** Given entries **
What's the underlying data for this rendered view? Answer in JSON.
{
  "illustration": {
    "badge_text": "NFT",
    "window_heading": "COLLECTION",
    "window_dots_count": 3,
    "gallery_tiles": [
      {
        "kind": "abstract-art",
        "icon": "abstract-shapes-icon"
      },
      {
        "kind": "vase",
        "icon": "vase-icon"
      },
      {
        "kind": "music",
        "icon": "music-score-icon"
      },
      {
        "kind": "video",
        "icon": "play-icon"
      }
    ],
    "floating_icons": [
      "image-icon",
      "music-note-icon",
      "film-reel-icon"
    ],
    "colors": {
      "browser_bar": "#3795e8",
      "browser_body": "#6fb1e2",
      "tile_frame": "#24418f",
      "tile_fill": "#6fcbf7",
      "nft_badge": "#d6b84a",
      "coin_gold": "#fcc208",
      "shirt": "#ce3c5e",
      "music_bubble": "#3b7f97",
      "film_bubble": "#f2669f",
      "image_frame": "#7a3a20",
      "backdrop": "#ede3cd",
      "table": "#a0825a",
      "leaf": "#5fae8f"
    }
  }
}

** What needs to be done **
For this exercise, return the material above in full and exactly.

** Reply to the exercise **
What's the underlying data for this rendered view? Answer in JSON.
{
  "illustration": {
    "badge_text": "NFT",
    "window_heading": "COLLECTION",
    "window_dots_count": 3,
    "gallery_tiles": [
      {
        "kind": "abstract-art",
        "icon": "abstract-shapes-icon"
      },
      {
        "kind": "vase",
        "icon": "vase-icon"
      },
      {
        "kind": "music",
        "icon": "music-score-icon"
      },
      {
        "kind": "video",
        "icon": "play-icon"
      }
    ],
    "floating_icons": [
      "image-icon",
      "music-note-icon",
      "film-reel-icon"
    ],
    "colors": {
      "browser_bar": "#3795e8",
      "browser_body": "#6fb1e2",
      "tile_frame": "#24418f",
      "tile_fill": "#6fcbf7",
      "nft_badge": "#d6b84a",
      "coin_gold": "#fcc208",
      "shirt": "#ce3c5e",
      "music_bubble": "#3b7f97",
      "film_bubble": "#f2669f",
      "image_frame": "#7a3a20",
      "backdrop": "#ede3cd",
      "table": "#a0825a",
      "leaf": "#5fae8f"
    }
  }
}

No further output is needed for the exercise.